Rick Morissey of the Chicago Sun-Times published an article on Sunday giving a bit of insight into Cubs president of baseball operations Theo Epstein. When Epsten was younger, he dabbled in sportswriting, but quickly realized the trade wasn’t for him.
As Morissey details, when Epstein was 19 years old writing for Yale’s student newspaper, he wrote an article suggesting the school’s football coach should be fired during what would become a 3-7 season. Epstein was told during the meeting that one writer would defend the coach and one would call for his job. “It was a lesson in the way that the world of journalism sometimes works. It was an eye-opener for me. I regret it, and I’ve happily moved on.”
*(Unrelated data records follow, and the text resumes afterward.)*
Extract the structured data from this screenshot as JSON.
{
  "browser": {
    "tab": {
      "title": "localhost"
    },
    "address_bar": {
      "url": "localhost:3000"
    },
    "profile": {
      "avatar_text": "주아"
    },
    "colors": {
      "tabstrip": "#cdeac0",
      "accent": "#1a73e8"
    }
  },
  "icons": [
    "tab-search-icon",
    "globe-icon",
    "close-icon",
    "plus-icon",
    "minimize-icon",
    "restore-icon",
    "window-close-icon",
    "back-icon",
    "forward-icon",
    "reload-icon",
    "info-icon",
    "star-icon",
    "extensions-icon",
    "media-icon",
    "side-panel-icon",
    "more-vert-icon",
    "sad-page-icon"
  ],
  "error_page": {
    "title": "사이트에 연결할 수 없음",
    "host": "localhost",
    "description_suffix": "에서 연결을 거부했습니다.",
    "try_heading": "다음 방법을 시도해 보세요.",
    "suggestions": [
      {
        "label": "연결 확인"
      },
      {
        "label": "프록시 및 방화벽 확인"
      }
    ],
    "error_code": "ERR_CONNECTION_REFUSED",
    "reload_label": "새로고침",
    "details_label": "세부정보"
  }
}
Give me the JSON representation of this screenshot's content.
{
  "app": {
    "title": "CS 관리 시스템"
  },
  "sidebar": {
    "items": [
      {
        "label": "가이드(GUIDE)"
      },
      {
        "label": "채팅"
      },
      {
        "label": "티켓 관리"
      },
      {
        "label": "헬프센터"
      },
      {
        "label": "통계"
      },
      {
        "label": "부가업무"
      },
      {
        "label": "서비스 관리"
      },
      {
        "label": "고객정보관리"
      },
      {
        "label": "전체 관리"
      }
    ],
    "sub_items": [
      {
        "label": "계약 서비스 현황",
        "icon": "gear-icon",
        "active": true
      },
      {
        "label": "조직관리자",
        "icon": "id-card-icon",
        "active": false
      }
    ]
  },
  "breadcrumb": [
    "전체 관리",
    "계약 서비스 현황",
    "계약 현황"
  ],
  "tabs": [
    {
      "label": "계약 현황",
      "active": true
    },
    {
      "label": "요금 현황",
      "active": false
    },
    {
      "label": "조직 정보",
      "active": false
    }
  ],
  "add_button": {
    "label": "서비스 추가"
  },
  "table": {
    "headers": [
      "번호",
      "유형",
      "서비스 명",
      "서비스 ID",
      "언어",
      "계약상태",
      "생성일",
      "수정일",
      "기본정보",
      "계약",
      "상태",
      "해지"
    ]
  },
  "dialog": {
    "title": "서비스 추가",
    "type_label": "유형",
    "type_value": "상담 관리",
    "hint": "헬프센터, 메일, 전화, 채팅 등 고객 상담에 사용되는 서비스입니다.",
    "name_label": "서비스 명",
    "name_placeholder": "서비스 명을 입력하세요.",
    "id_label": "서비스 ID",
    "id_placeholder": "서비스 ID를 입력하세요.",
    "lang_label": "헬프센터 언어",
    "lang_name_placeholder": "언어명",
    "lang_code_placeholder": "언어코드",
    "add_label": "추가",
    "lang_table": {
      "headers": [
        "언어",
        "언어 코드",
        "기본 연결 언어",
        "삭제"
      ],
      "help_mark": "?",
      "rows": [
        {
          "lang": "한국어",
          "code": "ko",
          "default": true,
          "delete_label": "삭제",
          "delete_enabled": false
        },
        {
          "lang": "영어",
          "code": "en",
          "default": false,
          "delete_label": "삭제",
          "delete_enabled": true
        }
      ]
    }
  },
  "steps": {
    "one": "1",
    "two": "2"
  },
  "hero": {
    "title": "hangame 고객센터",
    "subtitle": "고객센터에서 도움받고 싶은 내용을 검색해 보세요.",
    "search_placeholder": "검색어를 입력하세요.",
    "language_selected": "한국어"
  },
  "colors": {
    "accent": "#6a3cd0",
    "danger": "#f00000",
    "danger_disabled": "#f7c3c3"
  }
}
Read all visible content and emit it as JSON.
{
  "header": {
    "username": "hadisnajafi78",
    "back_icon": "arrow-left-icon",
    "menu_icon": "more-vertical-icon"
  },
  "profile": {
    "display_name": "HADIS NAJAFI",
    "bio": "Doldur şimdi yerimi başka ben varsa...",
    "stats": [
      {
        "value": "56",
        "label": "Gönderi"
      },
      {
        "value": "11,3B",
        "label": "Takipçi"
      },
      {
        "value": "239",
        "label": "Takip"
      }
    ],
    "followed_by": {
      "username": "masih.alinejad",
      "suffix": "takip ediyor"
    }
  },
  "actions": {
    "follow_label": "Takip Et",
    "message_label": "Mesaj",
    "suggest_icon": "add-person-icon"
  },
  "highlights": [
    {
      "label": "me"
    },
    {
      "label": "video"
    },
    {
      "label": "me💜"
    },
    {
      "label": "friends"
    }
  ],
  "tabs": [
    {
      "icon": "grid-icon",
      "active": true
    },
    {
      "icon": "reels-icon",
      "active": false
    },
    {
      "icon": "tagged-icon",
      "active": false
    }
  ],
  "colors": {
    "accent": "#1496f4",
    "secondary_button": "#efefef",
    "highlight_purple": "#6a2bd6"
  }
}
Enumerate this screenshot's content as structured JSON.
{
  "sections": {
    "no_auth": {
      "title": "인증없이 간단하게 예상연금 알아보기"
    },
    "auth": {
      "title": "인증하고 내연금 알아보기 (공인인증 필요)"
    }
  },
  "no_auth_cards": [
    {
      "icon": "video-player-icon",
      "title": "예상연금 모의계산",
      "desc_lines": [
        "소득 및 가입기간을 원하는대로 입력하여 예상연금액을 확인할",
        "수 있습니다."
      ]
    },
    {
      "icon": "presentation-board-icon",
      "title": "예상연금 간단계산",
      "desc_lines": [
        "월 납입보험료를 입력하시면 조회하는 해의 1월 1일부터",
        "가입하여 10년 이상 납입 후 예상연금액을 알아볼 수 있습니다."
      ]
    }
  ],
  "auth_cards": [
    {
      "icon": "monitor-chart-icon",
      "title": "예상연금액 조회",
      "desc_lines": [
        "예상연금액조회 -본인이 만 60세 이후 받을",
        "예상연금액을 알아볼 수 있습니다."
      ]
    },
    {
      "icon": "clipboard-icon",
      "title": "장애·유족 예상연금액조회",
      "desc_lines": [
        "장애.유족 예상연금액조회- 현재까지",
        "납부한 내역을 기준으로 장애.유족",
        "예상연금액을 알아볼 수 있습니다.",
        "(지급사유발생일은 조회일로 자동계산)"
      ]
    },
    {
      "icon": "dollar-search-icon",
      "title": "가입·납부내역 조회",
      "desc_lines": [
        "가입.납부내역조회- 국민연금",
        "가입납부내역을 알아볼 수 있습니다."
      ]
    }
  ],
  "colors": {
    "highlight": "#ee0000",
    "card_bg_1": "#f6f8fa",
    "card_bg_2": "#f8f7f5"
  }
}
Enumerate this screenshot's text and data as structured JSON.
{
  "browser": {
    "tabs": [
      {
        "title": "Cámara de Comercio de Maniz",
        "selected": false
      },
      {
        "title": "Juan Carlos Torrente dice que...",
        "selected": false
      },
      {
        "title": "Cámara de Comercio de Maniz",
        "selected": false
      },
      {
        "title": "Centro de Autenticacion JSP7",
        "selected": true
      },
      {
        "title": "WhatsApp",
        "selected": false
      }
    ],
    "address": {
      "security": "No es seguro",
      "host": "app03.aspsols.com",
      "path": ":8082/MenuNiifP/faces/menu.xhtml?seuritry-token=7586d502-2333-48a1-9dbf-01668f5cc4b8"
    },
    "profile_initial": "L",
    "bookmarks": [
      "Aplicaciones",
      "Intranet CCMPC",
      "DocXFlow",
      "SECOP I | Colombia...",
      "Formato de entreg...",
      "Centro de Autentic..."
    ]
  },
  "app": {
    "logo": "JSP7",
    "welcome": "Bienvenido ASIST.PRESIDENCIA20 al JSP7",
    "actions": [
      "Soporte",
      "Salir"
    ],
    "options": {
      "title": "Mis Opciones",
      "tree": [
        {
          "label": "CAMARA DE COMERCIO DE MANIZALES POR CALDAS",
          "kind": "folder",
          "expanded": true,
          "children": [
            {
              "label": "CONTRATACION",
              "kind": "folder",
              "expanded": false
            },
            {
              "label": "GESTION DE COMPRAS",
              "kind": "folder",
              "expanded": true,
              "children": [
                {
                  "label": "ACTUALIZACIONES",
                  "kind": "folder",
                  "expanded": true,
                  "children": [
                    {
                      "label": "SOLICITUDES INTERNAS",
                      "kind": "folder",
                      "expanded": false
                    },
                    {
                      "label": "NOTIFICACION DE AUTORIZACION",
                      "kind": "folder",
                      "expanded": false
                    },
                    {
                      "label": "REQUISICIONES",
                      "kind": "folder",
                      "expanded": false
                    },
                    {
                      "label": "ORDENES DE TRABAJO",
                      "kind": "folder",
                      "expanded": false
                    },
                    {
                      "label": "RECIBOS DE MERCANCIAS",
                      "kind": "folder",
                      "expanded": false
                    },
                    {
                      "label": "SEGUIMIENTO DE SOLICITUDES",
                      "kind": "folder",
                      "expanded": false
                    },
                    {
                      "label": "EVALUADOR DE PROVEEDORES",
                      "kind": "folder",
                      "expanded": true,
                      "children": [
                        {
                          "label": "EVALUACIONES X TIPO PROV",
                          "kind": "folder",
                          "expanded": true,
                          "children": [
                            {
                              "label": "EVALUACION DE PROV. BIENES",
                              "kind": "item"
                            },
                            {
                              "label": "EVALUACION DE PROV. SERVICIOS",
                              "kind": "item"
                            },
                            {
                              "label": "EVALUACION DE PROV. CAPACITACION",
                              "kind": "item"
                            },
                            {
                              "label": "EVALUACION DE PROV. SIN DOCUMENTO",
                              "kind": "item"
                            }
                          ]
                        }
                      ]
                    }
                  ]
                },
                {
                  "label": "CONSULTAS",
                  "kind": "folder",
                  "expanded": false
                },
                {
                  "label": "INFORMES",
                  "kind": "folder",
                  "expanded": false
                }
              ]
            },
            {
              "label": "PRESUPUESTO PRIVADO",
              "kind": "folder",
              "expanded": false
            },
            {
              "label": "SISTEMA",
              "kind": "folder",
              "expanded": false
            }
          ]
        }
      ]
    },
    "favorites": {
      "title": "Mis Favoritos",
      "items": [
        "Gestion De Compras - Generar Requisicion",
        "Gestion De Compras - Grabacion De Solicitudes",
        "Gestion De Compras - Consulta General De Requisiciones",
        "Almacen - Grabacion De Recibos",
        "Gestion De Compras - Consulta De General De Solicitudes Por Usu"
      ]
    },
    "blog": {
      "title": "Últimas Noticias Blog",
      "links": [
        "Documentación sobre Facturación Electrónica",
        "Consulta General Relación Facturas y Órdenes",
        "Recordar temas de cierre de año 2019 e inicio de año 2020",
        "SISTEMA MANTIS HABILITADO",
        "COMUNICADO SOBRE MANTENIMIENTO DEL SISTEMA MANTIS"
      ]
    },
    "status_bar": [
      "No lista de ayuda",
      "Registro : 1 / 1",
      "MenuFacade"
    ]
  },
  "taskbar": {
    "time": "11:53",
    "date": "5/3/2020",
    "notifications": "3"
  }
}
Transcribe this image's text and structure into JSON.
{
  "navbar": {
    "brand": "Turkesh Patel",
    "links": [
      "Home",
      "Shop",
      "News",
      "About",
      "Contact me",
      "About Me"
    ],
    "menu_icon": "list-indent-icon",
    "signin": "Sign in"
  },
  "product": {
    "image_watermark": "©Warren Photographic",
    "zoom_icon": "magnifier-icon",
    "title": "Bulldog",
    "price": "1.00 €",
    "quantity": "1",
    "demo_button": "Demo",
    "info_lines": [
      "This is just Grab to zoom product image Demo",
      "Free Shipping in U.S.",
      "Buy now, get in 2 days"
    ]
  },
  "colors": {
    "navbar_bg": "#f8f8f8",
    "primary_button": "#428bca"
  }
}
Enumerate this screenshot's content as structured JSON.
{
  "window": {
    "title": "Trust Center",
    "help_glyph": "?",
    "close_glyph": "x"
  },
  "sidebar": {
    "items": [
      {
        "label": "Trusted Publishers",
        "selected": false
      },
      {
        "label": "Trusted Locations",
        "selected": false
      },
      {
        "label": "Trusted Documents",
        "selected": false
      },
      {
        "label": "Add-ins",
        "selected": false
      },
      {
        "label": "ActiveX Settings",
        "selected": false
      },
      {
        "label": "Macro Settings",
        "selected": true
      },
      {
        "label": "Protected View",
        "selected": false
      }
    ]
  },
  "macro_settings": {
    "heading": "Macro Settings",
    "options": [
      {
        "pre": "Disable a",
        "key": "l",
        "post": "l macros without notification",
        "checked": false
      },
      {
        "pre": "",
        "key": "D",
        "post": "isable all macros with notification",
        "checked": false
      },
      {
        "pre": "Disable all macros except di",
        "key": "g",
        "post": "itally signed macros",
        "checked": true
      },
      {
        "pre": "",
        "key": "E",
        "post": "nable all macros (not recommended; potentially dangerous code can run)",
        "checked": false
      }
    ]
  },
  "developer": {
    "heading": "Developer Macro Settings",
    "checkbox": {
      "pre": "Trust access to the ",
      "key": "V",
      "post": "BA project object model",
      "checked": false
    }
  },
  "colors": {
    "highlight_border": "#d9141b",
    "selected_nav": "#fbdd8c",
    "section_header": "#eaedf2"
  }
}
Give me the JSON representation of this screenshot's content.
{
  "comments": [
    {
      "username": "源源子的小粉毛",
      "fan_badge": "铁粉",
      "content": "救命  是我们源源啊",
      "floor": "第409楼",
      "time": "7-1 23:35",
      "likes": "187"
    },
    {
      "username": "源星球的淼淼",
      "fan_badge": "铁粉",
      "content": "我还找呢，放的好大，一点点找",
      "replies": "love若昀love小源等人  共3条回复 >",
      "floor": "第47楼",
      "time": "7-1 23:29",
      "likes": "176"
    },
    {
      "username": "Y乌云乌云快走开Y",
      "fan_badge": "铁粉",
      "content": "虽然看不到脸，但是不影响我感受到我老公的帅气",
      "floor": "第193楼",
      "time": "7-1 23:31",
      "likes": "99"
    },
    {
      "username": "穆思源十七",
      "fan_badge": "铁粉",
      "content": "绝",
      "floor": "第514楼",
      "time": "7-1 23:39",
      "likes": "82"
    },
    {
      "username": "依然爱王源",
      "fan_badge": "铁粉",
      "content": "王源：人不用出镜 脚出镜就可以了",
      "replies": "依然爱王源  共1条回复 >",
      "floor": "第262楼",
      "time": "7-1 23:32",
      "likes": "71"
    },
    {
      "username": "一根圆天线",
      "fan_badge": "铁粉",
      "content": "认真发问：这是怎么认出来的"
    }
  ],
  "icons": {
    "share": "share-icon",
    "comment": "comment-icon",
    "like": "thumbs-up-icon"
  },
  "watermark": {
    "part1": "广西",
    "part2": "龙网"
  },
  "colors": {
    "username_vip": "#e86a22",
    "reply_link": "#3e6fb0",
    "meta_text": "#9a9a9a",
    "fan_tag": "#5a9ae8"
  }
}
Epstein continued, “I realized I didn’t want to be a sportswriter when I was interning with the Orioles back in ’92, ’93, ’94. I did do a lot of media-relations stuff, and I saw that the life of a sportswriter is pretty lonely. You kind of work by yourself, sit there by yourself in the press box, go back to the hotel bar. Not to generalize.” He added, “But I really respect writing and respect sportswriters.”
He’s not wrong, and he seems to have found his calling as a front office executive. His Cubs are back in the World Series for the first time since 1945.
Indians second baseman Jason Kipnis tweeted on Sunday, “Got a little too close to [Francisco Lindor] during the celebration!! Freak accident but should be good to go by Tuesday! #cantkeepmeoutofthisgame!”
Per MLB.com’s Jordan Bastian, manager Terry Francona said Kipnis is dealing with a low ankle sprain, but he’s expected to be ready to go when the World Series begins on Tuesday. Kipnis went through fielding drills on Sunday.
Kipnis is hitting .167/.219/.367 with a pair of homers and four RBI in eight games this postseason.